A CAMPAIGN highlighting the dangers of buying counterfeit goods in the run up to Christmas is being promoted by Newport City Council.

The ‘Fake Free Newport’ campaign in partnership with the Intellectual Property Office, aims to spread awareness on how selling counterfeit goods and services damage the local and national economy.

This includes millions of pounds being lost each year alongside risks to the jobs and livelihoods of thousands of UK workers and business owners, the council state.

The campaign was set up in 2016 to help the public shop at honest local businesses and will return this year with council staff visiting Friars Walks on Saturday to give advice to shoppers.

In the past 12 months, Newport council's Trading Standards officers have dealt with hundreds of complaints about counterfeit goods.

These range from illegal media streaming devices and make-up to clothing, perfume, memory cards and bags.

The threat of counterfeit goods have been encountered across may sales platforms including eBay, Facebook, traders premises and the internet and Newport council state it is likely fake goods will be more prevalent during the festive period.

Newport council’s cabinet member for licensing and regulation, cllr Ray Truman, is urging the public to think carefully about buying counterfeit goods.

“What may appear as a bargain could end up costing people a lot more," he said.

"Maybe that cheap mobile phone charger you bought could cause a fire, risking the lives of your loved ones."

Scores of Newport traders have already signed up to the Fake Free Newport campaign this year including businesses based in Newport high street, Mendelgief and Spytty Retail Parks and Friars Walk.

Cayzers Menswear in Chepstow Road has also backed the campaign and has been in business since 1905.

Owner Peter Watkins said counterfeit products "destroy traditional brands and damage the brand names".

"They're never going to be the same quality as the brand make and if people start buying fakes then shops and business people all over the country are going to suffer.

"We have enough businesses closing as it is."

On the subject of buying counterfeit goods online, he added: "People are prepared to take the risk if it's a brand they're after and they take that chance.

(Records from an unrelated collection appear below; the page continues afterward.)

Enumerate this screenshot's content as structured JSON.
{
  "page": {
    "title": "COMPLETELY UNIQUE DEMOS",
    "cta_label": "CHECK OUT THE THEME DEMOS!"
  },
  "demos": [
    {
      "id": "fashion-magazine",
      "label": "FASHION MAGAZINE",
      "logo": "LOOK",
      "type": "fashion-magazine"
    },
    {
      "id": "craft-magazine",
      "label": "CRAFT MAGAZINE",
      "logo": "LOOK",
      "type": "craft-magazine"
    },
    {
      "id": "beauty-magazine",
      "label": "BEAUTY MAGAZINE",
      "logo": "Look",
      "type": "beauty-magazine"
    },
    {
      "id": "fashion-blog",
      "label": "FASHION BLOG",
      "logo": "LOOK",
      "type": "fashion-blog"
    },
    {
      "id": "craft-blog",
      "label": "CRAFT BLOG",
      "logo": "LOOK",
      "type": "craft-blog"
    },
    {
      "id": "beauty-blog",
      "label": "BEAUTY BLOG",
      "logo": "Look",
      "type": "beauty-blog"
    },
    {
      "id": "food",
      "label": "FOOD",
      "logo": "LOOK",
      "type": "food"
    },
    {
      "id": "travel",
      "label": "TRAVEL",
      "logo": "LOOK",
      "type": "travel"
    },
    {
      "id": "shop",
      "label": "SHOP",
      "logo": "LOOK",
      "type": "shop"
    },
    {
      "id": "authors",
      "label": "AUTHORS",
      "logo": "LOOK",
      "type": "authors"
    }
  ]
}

I personally wouldn't".

For more information on the scheme, visit: www.newport.gov.uk